Filing for divorce in California is pretty simple – you just file a form with the clerk. After making the difficult and emotional decision (usually it’s emotional and difficult; there are exceptions), the actual filing can be a bit anticlimactic, if pricey.  All you need to do is fill out the Family Law Summons, Petition, and the Declaration Under the Uniform Child Custody Jurisdiction and Enforcement Act (UCCJEA), which is a form you need only if you have children of the marriage.  All three forms are pretty straightforward, but they do need to be completed properly to ensure your rights are protected.

For example, the Family Law Petition outlines the basic issues in the case.  It isn’t a formal request for anything, but rather is a form that defines the universe of the issues in your case.  It is the Family Law RFO (Request for Order) or motion that gets you before the judge asking for the judge to make orders, not the Petition.  So if you mark on your Petition that you want your ex to pay your attorney fees, you won’t get those unless and until you also file a court motion, which is separate from the Petition.  Many of my clients come in to my office, upset that their ex has marked something on the Petition, when there’s nothing to get upset about.

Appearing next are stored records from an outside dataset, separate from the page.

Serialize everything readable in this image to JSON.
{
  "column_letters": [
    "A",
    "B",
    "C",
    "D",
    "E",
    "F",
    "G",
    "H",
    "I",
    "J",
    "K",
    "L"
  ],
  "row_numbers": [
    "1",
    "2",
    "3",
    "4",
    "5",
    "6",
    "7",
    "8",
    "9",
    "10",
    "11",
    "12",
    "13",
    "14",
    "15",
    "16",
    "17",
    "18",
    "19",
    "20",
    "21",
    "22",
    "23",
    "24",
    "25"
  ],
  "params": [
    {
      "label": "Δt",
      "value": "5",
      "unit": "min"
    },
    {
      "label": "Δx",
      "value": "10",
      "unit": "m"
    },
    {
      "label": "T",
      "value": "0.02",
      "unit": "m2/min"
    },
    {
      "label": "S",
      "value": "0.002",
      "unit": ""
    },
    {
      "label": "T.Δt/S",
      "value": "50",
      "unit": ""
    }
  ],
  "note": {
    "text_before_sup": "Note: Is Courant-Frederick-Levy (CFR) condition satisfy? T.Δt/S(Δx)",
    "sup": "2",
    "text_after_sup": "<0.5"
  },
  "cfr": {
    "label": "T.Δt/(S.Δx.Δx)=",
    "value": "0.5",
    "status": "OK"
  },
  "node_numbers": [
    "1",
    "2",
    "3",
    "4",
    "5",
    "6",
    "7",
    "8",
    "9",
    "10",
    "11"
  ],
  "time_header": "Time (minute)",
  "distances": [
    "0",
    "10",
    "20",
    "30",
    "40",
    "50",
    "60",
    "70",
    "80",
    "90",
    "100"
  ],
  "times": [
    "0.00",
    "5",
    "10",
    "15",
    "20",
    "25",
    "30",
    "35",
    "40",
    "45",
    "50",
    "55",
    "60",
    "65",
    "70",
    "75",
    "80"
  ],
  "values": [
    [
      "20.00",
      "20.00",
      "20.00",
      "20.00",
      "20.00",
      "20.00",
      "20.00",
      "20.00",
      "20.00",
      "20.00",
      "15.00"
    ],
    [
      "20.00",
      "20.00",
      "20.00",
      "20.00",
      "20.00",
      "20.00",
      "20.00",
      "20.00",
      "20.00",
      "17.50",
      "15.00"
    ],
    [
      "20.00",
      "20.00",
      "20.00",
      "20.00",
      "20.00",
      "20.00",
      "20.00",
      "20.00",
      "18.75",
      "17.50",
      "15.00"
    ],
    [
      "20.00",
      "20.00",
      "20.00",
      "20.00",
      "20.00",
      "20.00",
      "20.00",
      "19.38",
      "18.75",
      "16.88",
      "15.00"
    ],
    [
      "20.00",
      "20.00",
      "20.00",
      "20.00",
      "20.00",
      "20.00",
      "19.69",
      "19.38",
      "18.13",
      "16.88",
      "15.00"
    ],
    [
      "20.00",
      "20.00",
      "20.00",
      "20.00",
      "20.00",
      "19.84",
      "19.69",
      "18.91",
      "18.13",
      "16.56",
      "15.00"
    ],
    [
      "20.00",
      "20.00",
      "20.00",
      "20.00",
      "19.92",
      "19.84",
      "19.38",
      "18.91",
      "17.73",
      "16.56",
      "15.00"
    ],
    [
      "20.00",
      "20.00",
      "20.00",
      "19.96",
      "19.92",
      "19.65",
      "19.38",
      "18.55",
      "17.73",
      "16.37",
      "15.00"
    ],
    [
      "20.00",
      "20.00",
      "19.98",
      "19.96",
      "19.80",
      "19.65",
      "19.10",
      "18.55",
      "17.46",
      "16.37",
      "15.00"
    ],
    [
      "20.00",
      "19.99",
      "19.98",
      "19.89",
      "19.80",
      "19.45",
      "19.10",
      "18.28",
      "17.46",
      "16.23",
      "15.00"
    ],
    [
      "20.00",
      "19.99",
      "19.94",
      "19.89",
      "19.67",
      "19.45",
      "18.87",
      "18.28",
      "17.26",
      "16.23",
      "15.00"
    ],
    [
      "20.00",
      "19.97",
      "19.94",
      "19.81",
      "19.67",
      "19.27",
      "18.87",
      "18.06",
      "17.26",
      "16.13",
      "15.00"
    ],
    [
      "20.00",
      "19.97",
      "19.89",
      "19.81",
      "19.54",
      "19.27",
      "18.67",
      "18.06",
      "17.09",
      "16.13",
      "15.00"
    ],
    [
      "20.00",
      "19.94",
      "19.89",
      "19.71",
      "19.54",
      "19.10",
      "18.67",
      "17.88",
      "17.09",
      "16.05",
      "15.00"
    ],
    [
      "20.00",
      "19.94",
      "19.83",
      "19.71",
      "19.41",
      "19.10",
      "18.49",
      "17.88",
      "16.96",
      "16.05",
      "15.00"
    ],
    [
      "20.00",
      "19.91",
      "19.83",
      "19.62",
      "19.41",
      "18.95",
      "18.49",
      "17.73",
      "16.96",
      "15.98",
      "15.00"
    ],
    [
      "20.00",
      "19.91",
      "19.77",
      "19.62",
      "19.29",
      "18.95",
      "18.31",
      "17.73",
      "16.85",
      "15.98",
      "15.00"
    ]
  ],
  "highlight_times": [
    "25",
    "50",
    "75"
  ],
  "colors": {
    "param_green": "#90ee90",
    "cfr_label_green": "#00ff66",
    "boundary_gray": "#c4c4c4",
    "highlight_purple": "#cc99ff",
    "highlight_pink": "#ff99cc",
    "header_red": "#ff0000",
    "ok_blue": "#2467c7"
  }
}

Of course, once you have filed the documents, you need to serve them on your ex, which can be easy or difficult, depending on your situation.  Of course, you cannot serve the documents – they must be served by someone who is not you but is over 18 years of age.

And with that, your divorce is underway…